**WHAT IS REQUIRED**
With the string "digits" as the filter, copy each matching line from the records.

**DATASET CONTENT**

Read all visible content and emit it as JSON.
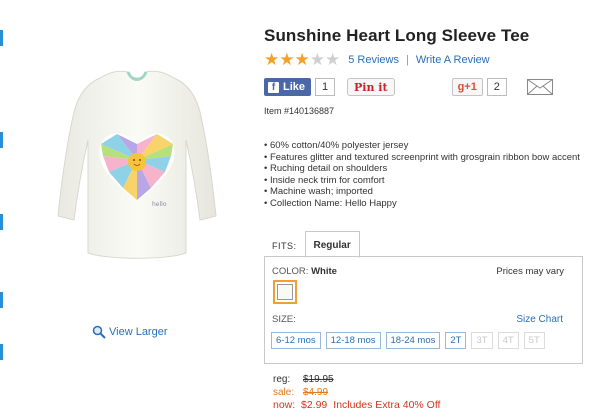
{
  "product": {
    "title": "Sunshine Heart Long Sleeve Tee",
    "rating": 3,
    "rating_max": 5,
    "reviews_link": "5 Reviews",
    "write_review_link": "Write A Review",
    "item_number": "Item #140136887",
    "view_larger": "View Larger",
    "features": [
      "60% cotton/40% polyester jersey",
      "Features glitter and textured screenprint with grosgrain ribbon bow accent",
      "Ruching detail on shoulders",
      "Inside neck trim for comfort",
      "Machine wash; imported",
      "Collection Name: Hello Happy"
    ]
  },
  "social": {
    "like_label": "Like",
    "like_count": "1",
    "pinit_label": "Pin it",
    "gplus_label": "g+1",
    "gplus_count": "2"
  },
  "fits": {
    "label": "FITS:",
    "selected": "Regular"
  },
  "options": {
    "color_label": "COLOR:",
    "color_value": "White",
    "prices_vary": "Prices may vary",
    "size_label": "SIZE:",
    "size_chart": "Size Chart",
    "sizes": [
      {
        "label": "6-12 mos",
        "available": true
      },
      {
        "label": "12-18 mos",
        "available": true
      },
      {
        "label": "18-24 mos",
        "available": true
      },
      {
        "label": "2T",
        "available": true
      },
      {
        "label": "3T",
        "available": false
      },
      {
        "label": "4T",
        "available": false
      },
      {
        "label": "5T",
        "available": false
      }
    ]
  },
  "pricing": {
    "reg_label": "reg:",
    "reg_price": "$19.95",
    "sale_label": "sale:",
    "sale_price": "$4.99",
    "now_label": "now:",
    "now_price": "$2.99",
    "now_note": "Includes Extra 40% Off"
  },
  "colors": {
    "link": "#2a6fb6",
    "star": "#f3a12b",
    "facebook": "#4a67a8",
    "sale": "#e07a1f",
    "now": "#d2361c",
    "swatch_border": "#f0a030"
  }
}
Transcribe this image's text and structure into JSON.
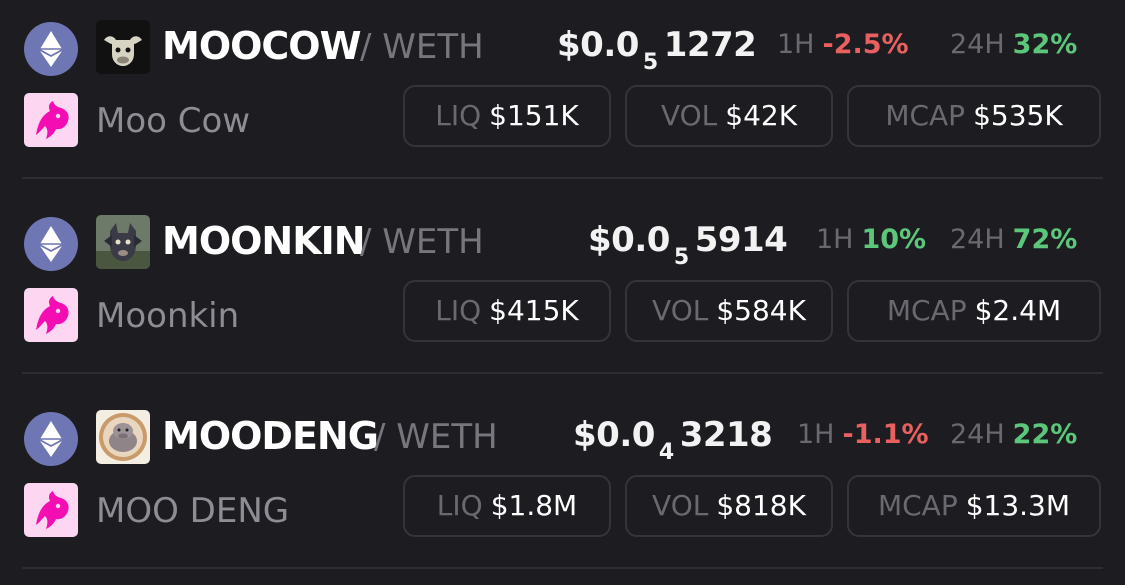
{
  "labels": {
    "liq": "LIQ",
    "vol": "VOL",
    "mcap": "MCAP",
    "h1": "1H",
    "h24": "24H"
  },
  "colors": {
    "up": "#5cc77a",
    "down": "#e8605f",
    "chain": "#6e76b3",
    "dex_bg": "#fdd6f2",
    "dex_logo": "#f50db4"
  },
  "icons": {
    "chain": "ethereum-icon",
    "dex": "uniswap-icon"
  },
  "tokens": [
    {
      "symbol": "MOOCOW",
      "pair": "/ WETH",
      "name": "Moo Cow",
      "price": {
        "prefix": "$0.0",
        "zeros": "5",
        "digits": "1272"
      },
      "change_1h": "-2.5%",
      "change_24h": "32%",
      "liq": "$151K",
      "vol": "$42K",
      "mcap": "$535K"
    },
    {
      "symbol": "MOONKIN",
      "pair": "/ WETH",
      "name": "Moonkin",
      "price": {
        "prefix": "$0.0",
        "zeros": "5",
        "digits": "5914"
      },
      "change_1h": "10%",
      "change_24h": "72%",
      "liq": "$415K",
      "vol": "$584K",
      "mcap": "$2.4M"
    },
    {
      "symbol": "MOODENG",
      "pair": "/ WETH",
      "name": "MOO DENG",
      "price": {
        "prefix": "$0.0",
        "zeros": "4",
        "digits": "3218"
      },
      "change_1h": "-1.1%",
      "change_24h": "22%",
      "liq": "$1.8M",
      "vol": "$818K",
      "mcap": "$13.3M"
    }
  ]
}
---
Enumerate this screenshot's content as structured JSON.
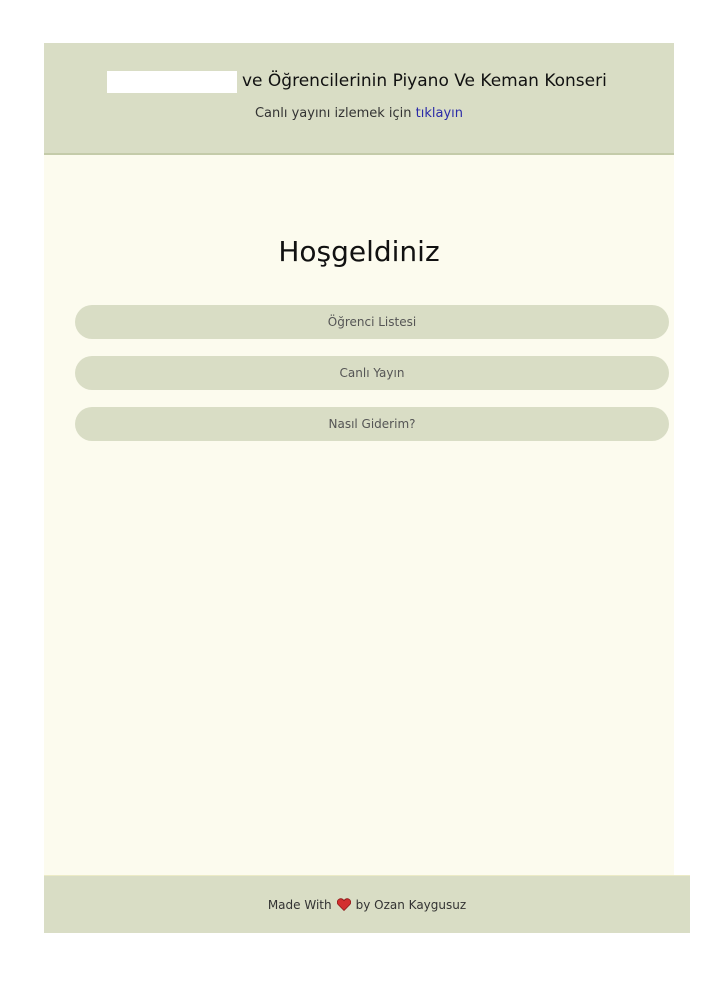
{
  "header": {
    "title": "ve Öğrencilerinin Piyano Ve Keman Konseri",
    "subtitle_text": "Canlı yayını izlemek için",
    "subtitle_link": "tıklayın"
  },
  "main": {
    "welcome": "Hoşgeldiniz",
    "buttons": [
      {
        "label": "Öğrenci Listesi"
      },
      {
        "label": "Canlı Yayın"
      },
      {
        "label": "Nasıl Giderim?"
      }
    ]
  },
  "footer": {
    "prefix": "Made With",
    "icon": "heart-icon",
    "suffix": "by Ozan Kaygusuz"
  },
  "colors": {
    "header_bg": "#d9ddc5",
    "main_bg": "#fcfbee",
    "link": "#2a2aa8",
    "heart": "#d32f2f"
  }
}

**EXERCISE RESPONSE**
        "digits": "1272"
        "digits": "5914"
        "digits": "3218"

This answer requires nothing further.